Avalanche Control at Fortress Mountain

Avalanche Control at Fortress Mountain on Where Rockies

Advice on Where Rockies Onlin

During a backcountry snowshoe adventure with White Mountain Adventures, we had the opportunity to watch some avalanche control in preparation for filming a movie. Chris “Chevy” Chevalier of Fortress Mountain has participated in avalanche control for years. He was able to provide us with some insights about what happens “behind the scenes” to make it all possible.

“It costs about $4000 for the helicopter, pilot, engineer, explosives and insurance,” Chris explained. “For movie producers, that’s just a drop in the bucket compared to their overall movie budget.”

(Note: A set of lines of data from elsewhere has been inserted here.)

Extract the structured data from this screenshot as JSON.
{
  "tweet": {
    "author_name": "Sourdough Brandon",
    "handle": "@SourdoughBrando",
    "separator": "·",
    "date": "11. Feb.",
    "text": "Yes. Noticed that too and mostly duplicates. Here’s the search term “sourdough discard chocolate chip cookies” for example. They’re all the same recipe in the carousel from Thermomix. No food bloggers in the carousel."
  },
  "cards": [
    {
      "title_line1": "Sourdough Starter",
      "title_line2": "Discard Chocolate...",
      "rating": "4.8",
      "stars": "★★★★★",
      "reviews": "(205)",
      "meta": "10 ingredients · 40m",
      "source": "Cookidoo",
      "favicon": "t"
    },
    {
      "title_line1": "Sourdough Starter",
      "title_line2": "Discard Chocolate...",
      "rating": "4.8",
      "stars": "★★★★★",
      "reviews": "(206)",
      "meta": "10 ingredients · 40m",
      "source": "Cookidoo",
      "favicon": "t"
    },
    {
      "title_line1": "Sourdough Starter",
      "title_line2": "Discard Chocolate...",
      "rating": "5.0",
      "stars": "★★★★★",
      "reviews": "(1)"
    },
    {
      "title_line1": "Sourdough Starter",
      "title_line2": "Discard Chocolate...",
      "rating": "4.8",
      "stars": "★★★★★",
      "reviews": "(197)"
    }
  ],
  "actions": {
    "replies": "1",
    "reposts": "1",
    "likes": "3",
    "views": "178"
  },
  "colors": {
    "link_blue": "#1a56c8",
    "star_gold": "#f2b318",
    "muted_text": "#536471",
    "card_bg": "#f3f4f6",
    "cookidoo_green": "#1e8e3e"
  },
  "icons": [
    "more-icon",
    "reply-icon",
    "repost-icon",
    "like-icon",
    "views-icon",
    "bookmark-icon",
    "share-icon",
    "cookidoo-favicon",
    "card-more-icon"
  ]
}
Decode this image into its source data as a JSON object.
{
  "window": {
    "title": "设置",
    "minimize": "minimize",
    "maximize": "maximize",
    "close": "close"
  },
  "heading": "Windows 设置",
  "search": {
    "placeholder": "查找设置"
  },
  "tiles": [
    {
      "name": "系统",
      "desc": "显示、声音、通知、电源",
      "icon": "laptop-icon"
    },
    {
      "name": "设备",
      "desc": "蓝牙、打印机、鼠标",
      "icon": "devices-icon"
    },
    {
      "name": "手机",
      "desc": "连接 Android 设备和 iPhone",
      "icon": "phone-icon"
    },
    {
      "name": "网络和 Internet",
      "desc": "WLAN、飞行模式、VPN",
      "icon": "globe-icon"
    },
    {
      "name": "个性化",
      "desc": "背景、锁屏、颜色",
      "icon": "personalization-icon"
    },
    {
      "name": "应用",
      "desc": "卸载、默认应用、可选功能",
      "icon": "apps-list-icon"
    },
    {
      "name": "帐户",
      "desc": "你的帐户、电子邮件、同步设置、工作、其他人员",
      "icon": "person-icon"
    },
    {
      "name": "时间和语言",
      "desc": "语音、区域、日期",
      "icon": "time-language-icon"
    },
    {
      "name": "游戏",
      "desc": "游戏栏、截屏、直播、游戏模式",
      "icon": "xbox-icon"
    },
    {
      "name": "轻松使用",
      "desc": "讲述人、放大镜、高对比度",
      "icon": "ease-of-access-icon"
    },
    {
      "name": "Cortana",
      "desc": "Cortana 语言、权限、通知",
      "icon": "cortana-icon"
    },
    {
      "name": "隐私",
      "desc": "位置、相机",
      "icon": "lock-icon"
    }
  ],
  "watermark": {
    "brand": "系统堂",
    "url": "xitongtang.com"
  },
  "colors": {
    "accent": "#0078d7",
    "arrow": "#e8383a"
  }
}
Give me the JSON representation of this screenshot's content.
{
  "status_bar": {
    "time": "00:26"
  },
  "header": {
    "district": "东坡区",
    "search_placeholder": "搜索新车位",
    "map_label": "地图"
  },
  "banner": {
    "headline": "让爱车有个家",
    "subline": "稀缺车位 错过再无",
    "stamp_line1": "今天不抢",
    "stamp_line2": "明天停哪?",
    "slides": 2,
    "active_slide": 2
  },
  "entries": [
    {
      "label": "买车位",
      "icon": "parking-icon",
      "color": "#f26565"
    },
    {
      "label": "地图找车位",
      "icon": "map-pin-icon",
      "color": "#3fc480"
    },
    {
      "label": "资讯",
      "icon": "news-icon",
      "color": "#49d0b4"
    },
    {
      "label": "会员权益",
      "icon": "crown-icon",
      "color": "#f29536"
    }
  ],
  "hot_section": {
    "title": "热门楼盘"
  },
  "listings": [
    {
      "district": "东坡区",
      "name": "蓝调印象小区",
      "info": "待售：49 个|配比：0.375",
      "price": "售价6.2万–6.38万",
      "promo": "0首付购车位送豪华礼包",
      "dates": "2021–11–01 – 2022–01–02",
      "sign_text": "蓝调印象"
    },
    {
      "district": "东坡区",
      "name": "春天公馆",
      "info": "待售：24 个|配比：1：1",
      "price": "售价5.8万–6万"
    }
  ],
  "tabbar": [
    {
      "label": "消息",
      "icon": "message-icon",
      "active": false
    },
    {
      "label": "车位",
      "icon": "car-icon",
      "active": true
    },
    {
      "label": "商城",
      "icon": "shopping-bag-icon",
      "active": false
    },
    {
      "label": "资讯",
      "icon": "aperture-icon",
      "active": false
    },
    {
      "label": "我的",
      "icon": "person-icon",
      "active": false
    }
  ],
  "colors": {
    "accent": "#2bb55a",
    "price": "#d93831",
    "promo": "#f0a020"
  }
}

For each triggered slide, the helicopter makes two passes. The first pass allows the explosives engineer to assess the area and choose the best place to set the explosive. The second pass allows the engineer to place the explosive in the chosen area. The fuse must be lit before throwing the explosive out of the helicopter so it will detonate in the correct location. Timing is critical! Once the explosive is placed, the chopper flies an appropriate distance away so everyone on board can monitor the slide. They watch to see if the explosive was effective in triggering the avalanche in the correct location. The pilot uses a timer and lets the ground crew know when the charge is about to go off. Everyone assesses the slide from different angles.

“It’s smoky, cold and bumpy in the helicopter,” says Chris, who has been in the air many times during his career. “The doors have to be off so they can toss the explosives, and the fuses have to be lit inside, which means the cabin gets filled with smoke from time to time.” The force of the explosion also causes turbulence, which can be uncomfortable.

“I leave it to the young guys now,” Chris laughs, “It’s an exciting experience for them.”

In order to maintain safety throughout the mountains, Avalanche Control takes place on recognized ski hills and along highways. Certain areas are closed when triggering avalanches and clearing debris.

It is important to note there is no avalanche control in the backcountry. For up-to-date information on avalanche risk in the mountains, see avalanche.ca or avalanche.pc.gc.ca. For more information on avalanche safety and what you can do to make the most of your outdoor adventures, see Avalanche Safety in the Mountains.

Kate Barker